Barb owner Alec Waggoman is haunted by dreams of a stranger who intends to kill his adult son, Dave. He is also gradually losing his eyesight and cannot count on Dave, an immature, vicious and arrogant man who refuses to learn how to run the ranch the way his father needs it done.

Lockhart is told by Barbara Waggoman, Alec's niece, that he can collect salt for free and haul it away for freight but Dave Waggoman accuses him of stealing, shoots six of Lockhart's mules and burns his three wagons. Lockhart returns to town, engaging first Dave and then ranch foreman Vic Hansbro in a fistfight. Alec shows up and offers Lockhart restitution for his lost property. Sheriff Tom Quigby suggests that Lockhart then leave town to avoid trouble.

Lockhart continues searching for the gun runner. Local drunk Chris Boldt tells him that he may know something, but is killed soon after being seen with Lockhart, leading Sheriff Quigby to briefly arrest Lockhart.

Vic considers himself a second son to Alec and is engaged to marry Barbara. Alec depends on and respects Vic, but holds him responsible for the damage Dave caused to Lockhart's property and threatens to withhold it from Vic's pay. After this confrontation, Vic rides after Dave and catches him trying to contact the Apaches to deliver the next 200 repeating rifles for which the Apaches have paid Vic and Dave in advance. Vic shoots Dave (in self defense) and then lets Alec believe that Lockhart was responsible.

Lockhart takes refuge with a rival rancher, Kate Canady, who wishes she and Waggoman, her long-ago fiance before he married Dave's future mother, could declare a truce. Alec goes over some old bills and finds a bill for wire fence that is very overpriced. He suspects that it conceals a rifle purchase and sets out to discover for himself if Dave was both stealing from him and selling rifles to the Apaches. Vic is unable to talk him out of it, so just before they reach the wagon, the two scuffle and Alec is accidentally pushed off his horse and down a hill. Assuming the old man is dead, Vic rides away.

Lockhart finds Alec alive and takes him to Kate to tend to his wounds. When he regains consiousness, Alec is able to tell Lockhart about Dave and Vic and the rifles. Lockhart finds Vic using a smoke signal to call for the Apaches to come for their rifles. Lockhart is unable to shoot him down in cold blood, but forces Vic to help him push the wagon off the hilltop and destroy the rifles. Vic rides away but is attacked and killed by the band of Apaches who paid him for the ruined rifles.

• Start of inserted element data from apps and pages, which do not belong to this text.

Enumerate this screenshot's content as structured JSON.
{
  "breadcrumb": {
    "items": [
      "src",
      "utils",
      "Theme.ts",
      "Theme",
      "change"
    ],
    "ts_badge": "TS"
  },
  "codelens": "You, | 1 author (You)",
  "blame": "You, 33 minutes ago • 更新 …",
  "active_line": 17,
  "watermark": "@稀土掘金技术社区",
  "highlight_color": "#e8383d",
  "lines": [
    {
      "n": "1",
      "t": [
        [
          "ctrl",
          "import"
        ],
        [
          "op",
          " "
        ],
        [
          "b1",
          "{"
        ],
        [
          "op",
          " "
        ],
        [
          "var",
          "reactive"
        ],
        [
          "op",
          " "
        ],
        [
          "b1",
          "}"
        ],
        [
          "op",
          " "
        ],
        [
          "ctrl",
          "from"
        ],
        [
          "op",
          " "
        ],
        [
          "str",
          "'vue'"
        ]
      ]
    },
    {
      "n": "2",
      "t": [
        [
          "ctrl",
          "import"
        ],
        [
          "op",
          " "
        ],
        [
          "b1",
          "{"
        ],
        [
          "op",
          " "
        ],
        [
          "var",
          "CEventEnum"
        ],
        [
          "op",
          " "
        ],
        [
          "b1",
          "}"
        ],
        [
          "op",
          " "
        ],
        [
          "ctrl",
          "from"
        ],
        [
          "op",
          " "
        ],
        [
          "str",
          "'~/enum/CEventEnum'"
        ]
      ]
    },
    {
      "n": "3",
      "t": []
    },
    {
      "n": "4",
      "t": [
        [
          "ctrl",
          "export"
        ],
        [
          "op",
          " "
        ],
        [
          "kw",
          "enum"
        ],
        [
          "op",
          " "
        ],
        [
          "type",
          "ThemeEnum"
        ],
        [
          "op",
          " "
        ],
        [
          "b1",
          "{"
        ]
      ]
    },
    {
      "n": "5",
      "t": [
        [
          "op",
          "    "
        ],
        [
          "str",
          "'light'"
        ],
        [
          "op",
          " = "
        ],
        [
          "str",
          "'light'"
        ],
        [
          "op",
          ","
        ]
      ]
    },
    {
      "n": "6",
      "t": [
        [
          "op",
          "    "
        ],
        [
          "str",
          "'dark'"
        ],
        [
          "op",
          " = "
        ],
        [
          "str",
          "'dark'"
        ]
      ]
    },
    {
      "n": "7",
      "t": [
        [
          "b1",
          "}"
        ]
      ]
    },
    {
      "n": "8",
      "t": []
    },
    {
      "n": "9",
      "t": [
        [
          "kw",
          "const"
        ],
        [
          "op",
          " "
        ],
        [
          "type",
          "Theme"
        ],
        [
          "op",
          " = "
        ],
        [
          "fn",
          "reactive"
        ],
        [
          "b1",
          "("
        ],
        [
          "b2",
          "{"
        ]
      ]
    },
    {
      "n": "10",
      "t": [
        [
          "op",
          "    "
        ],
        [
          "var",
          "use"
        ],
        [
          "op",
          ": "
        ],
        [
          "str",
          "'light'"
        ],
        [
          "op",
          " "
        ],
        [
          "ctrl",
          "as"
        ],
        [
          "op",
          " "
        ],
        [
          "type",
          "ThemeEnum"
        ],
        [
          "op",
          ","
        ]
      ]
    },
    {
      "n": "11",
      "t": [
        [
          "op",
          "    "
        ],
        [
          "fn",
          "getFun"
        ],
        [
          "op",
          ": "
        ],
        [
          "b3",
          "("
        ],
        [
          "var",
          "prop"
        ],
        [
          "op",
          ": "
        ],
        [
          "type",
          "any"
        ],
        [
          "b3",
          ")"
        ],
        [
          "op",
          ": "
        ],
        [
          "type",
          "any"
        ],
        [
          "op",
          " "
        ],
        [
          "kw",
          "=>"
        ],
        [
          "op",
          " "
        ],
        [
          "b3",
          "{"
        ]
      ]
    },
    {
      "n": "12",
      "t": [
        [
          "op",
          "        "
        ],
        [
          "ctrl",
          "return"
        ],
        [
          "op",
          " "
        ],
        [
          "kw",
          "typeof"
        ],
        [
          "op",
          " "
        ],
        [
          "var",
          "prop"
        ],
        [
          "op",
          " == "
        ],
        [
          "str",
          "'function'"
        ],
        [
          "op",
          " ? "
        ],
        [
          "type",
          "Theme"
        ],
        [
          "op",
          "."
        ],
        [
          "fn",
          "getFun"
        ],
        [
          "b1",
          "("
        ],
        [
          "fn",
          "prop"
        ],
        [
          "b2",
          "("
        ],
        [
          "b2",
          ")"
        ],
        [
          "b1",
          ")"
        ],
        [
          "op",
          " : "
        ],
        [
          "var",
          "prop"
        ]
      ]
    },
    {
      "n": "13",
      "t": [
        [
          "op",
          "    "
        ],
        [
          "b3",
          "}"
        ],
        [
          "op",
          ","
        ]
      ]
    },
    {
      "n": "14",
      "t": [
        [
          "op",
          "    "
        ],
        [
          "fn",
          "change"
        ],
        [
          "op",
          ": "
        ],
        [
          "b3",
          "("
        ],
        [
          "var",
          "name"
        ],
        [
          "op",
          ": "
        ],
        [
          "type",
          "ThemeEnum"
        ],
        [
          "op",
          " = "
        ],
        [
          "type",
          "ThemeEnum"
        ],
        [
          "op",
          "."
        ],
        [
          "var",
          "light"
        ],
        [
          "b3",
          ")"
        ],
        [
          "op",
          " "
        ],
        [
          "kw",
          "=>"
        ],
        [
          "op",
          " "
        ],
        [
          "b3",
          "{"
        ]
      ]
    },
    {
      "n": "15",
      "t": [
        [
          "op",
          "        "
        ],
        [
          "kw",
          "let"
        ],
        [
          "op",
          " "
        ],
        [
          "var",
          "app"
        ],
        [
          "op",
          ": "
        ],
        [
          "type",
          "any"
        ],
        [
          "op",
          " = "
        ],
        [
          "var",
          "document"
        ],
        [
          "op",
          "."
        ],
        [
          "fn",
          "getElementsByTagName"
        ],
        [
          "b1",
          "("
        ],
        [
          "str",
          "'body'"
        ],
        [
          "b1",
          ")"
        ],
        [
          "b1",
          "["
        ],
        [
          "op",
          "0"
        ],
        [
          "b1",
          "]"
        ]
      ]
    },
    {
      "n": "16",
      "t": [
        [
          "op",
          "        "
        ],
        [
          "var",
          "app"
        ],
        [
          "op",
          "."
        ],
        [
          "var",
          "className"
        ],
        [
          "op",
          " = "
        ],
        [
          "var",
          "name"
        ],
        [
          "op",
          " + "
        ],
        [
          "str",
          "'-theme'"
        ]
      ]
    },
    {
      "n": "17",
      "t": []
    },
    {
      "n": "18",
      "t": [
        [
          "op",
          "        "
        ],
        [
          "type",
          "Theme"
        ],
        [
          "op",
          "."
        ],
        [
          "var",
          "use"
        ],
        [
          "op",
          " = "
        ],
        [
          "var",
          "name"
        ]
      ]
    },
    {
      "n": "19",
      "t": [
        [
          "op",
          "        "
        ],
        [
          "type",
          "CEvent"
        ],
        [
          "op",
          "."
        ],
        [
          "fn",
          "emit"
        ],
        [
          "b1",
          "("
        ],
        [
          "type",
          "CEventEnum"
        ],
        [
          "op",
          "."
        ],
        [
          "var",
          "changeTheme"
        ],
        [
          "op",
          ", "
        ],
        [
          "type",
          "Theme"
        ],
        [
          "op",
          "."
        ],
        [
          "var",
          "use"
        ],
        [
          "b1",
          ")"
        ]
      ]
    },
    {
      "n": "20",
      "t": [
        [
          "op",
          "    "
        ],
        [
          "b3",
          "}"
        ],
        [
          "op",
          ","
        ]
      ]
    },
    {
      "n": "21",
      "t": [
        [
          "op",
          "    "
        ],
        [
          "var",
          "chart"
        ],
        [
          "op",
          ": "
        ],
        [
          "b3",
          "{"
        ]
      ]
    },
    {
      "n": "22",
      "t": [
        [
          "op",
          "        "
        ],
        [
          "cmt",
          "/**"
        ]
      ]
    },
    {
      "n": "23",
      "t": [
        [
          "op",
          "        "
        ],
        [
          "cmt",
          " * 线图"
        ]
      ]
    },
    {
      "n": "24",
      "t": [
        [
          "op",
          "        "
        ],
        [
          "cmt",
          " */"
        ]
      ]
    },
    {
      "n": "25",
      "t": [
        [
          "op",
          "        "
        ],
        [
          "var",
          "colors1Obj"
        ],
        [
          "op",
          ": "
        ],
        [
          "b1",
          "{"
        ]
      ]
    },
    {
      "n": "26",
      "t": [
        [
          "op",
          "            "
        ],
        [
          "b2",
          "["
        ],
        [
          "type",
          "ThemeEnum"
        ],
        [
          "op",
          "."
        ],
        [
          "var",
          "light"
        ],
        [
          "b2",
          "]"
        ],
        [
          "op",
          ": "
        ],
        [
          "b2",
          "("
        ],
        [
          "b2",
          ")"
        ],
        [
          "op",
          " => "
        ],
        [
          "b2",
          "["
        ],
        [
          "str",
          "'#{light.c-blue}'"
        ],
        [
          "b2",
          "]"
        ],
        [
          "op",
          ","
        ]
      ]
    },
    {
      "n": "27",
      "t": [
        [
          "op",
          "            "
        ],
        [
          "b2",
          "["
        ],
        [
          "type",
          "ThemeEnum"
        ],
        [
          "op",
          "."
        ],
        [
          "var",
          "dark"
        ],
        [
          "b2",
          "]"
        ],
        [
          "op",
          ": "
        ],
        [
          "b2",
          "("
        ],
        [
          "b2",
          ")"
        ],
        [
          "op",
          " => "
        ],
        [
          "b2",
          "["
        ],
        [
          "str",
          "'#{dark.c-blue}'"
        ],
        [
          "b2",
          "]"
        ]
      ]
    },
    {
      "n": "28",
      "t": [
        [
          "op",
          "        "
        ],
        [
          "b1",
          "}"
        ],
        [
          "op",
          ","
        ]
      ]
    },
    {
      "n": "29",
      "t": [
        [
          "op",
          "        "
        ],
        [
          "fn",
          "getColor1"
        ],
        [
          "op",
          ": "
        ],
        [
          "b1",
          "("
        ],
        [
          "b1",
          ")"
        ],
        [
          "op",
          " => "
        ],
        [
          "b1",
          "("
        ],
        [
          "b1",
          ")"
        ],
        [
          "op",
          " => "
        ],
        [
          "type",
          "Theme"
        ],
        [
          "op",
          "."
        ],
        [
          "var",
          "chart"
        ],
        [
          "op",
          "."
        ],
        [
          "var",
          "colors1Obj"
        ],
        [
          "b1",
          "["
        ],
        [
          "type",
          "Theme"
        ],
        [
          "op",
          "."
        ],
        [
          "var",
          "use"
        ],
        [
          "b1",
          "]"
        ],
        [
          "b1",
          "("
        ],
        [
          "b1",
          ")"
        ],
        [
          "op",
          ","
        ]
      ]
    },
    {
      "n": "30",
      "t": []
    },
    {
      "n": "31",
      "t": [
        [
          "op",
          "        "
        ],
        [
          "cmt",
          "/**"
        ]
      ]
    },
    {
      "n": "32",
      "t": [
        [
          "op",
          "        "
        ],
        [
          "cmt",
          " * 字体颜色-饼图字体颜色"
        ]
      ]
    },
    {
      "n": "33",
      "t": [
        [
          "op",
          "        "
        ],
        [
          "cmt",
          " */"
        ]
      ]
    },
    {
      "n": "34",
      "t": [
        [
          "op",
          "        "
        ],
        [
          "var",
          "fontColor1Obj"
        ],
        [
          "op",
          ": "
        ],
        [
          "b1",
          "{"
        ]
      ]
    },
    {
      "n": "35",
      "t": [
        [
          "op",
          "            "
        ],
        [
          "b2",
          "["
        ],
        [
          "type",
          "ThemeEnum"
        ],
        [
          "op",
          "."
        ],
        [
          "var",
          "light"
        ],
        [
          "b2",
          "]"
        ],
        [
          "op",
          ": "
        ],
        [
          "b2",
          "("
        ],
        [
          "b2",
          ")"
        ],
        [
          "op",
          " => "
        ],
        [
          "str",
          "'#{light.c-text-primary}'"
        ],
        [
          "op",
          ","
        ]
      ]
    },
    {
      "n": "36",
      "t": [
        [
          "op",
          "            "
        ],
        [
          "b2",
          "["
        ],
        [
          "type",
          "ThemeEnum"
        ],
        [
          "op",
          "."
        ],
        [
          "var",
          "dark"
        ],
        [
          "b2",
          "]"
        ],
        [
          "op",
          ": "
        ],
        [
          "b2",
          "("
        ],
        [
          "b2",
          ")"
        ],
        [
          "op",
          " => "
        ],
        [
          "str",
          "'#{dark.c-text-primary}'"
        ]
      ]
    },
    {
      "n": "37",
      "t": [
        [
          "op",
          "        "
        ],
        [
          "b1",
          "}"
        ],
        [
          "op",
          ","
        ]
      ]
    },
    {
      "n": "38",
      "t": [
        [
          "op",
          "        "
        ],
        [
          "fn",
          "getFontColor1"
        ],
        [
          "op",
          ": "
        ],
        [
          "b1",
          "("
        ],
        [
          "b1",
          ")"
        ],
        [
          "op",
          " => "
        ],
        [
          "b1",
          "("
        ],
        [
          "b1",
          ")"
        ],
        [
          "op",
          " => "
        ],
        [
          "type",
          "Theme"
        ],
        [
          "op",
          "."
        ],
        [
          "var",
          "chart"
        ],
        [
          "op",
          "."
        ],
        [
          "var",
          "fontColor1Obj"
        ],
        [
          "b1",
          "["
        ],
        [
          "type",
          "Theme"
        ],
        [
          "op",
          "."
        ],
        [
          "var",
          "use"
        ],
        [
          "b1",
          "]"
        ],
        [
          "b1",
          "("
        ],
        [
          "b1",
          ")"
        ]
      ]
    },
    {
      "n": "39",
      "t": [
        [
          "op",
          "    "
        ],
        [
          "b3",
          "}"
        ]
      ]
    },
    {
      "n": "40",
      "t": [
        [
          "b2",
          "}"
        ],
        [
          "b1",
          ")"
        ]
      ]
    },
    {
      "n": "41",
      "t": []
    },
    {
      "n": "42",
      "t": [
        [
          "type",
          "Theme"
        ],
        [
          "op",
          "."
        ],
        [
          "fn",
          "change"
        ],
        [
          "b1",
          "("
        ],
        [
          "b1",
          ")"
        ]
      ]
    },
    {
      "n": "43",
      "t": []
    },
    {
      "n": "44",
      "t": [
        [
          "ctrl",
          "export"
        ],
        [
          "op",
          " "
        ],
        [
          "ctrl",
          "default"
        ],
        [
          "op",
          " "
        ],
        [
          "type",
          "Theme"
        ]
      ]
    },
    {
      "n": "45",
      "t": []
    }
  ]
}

Alec and Kate plan to get married. Barbara intends to leave Coronado and head back east. As Lockhart leaves town, he tells Barbara she will be passing through Laramie on the way and to ask anyone where to find Captain Lockhart, confirming that he is an officer in the U.S. Cavalry.

Cast[edit]

Production[edit]

Producer Aaron Rosenberg says that the reason Stewart and Mann never worked together again after The Man From Laramie was a disagreement over the quality of Night Passage (film), which according to Mann (who worked pre-production) was "trash". Mann quit the movie, feeling that Stewart was only making the film so he could play his accordion, something that enraged Stewart so much that the two didn't speak again.[3]

See also[edit]

References[edit]

  1. ^ 'The Top Box-Office Hits of 1955', Variety Weekly, January 25, 1956
  2. ^ "The Man from Laramie". Internet Movie Database. Retrieved March 21, 2012. 
  3. ^ Munn, Michael (2013) [2006]. Jimmy Stewart: The Truth Behind the Legend. Skyhorse Publishing. pp. 233–235. ISBN 978-1-62636-094-5. 

External links[edit]